(Element data from apps and pages)

----------

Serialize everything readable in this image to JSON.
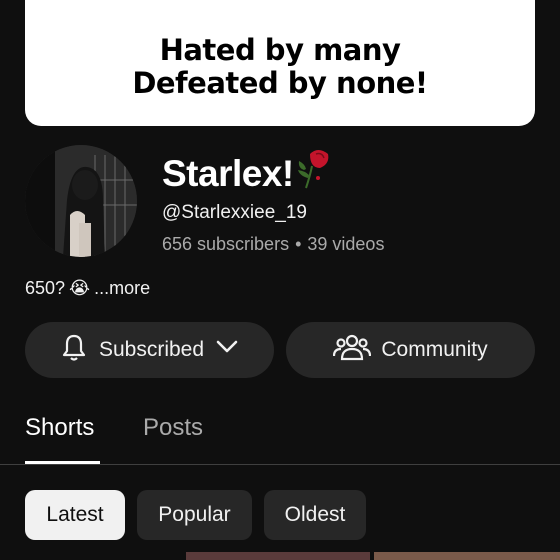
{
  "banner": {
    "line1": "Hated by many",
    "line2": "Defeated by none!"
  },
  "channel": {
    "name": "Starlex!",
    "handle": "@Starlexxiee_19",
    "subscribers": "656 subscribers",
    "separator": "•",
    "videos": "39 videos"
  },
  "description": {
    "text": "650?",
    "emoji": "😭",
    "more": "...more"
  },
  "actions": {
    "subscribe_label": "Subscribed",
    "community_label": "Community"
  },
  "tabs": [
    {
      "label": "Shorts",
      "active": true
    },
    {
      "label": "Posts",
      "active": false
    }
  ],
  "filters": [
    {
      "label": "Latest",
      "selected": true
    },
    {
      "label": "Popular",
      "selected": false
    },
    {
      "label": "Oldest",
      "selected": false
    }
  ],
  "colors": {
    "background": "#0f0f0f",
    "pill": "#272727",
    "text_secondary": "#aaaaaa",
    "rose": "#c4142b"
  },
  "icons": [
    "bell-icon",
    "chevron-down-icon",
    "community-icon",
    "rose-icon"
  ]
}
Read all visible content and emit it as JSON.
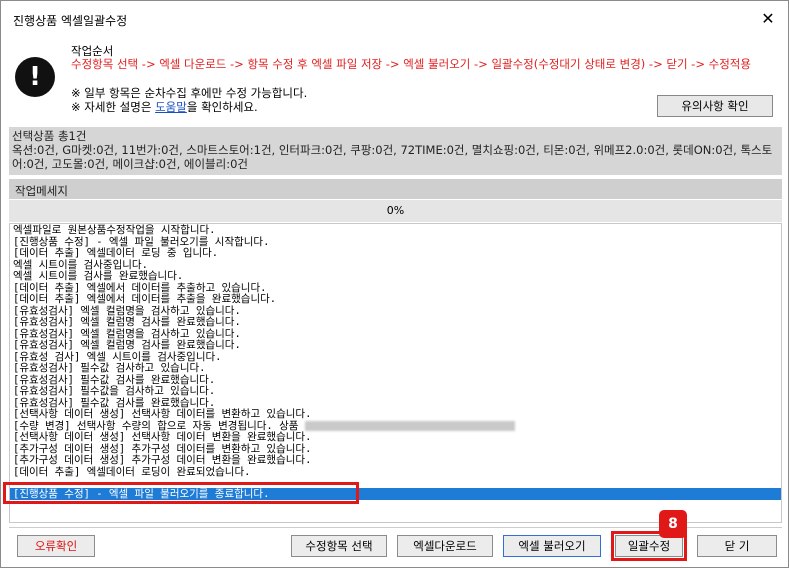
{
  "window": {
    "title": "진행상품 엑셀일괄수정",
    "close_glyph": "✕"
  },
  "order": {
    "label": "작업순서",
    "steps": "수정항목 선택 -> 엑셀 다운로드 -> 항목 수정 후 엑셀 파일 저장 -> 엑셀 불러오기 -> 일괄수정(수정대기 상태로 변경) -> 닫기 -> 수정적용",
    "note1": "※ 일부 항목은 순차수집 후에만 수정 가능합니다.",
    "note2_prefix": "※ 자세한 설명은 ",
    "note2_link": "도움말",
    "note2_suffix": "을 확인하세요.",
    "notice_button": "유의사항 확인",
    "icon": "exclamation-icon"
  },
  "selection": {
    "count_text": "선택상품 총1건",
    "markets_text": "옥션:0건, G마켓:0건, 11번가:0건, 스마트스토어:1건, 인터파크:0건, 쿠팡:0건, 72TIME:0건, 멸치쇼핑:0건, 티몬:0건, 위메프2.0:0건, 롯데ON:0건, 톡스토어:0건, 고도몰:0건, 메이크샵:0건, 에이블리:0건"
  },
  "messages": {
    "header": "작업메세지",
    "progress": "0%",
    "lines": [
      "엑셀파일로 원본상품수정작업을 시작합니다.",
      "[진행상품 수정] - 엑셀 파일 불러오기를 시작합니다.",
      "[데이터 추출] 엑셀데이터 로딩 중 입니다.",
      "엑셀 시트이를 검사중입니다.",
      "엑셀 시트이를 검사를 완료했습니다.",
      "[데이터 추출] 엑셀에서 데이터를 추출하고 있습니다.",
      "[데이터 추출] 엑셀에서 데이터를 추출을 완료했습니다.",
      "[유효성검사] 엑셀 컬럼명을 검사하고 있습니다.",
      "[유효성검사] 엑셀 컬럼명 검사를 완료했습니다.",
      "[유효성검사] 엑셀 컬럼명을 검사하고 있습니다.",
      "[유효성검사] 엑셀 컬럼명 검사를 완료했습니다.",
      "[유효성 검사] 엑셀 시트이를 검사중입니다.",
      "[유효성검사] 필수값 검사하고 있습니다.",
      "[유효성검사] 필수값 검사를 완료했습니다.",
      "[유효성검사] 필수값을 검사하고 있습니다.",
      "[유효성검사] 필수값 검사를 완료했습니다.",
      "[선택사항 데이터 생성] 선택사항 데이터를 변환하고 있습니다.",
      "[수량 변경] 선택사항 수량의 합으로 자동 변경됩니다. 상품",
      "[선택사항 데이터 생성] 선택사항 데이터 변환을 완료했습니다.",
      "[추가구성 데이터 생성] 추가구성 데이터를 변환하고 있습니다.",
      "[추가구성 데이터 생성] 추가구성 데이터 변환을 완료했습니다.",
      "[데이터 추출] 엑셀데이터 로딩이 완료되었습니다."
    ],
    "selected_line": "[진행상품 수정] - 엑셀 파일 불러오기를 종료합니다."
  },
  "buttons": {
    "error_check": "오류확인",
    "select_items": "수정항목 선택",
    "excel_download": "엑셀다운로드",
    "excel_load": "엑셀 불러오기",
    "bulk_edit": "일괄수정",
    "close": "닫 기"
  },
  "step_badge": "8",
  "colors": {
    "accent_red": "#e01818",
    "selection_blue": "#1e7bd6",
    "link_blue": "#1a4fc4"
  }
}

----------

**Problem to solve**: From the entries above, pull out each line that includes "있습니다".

**Response area**:
      "[데이터 추출] 엑셀에서 데이터를 추출하고 있습니다.",
      "[유효성검사] 엑셀 컬럼명을 검사하고 있습니다.",
      "[유효성검사] 엑셀 컬럼명을 검사하고 있습니다.",
      "[유효성검사] 필수값 검사하고 있습니다.",
      "[유효성검사] 필수값을 검사하고 있습니다.",
      "[선택사항 데이터 생성] 선택사항 데이터를 변환하고 있습니다.",
      "[추가구성 데이터 생성] 추가구성 데이터를 변환하고 있습니다.",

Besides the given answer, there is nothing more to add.